The acoustics of a room are largely determined by its geometry and the properties of its surfaces.
Every room has its own sound. Depending on the proportions and properties of the room, this room sound can vary between “dry” and “echoey”, and between “indoors” and “outdoors” - although it is hard to describe the sound of a room with terms like these (just like with numerical values).
Purpose and interior acoustics
There is a wide range of requirements in room acoustics. A recording of the spoken word should generally be relatively free of influence from the room, but with recordings of classical music the acoustic effects of a “large hall” may actually be desired. A measuring station on the other hand poses other requirements than those of a recording room.
Depending on how the sound is generated (speaking voice, singing, musical instrument, noises, etc.), on an individual’s hearing and on the type of any processing (sound recording, hearing test, measuring analysis), different sound characteristics will be desired and indeed necessary.
Individual room sound
Owing to the very varied range of uses, it does not usually make much sense to have room acoustics “off the shelf” – only in rare cases is a reduction to two or three “standard items” sufficient to adapt the interior acoustics to the physical situation and the individual needs of the users.
An effective approach to this sensitive topic can only be brought about by the individual adaptability of the room’s sound.
Room acoustics and influencing factors

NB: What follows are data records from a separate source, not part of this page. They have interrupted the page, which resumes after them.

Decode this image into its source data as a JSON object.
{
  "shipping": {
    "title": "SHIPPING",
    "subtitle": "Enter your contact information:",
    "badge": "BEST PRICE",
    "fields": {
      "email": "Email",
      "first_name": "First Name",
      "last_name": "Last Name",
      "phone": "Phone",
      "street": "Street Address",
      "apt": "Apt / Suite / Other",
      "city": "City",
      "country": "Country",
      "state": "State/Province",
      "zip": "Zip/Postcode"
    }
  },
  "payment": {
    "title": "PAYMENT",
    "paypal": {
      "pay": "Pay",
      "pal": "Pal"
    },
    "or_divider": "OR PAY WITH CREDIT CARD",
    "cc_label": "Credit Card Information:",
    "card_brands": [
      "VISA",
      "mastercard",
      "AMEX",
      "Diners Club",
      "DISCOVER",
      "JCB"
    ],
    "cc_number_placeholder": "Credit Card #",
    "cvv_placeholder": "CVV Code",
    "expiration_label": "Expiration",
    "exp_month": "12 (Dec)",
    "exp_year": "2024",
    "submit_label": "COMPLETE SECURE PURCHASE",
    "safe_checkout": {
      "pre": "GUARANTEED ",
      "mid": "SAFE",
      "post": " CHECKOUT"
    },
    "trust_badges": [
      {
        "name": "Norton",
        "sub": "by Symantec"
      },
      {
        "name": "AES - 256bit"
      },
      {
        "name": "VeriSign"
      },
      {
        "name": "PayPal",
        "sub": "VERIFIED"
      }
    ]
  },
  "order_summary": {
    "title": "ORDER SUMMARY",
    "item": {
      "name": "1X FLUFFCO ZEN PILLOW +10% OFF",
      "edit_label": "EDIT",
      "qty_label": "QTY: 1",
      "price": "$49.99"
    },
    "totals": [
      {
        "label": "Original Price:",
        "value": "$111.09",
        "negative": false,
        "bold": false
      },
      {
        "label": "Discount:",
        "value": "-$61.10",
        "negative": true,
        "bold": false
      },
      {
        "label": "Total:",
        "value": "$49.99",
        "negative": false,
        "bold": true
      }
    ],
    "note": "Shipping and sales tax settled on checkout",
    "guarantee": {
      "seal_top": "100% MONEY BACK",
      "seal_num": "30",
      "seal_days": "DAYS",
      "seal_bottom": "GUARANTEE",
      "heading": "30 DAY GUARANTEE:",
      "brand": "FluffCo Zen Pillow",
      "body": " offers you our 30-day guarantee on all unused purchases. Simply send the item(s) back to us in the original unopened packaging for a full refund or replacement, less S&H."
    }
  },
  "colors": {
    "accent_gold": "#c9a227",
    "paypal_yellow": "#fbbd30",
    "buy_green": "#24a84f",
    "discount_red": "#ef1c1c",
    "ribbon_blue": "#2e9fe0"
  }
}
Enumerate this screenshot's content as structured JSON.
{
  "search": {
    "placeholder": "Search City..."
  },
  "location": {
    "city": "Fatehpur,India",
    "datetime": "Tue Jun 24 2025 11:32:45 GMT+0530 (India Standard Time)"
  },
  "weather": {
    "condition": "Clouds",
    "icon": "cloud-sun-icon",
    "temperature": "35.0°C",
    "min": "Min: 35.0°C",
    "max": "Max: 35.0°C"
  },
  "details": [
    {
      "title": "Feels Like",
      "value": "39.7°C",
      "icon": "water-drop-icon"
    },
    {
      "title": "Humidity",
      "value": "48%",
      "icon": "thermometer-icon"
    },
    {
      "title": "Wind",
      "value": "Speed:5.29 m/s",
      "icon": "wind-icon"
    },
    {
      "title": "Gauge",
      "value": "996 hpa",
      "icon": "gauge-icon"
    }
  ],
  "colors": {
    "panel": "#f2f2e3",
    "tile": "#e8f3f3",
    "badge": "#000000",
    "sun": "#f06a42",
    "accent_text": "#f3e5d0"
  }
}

The curves show how the different absorbabilities of various acoustic elements and materials vary with the frequency f.
The type, arrangement and number of the acoustic modules used in a room result in different reverberation times with varying distributions of room modes and intensities.
The following graphs show some results obtained using various claddings with different acoustic elements. Deciding which elements will finally be used for the lining depends on the level of sound absorption that is required and desired.
Reverberation times with surface absorbers AKM
Acoustic cladding AKM (“surface absorbers”) of the type “Pyramid” absorbs higher frequencies most of all.
The way such cladding influences the reverberation times is shown in the graph below:
Reverberation time with wedge absorbers KAB
The use of KAB wedge absorbers has most effect on the medium and low frequencies.
The way these wedge absorbers influence the reverberation times is shown in the graph below:
Reverberation time with block absorbers BAB
The use of BAB block absorbers has most effect on the medium and low frequencies.
The way these block absorbers influence reverberation times is shown in the graph below: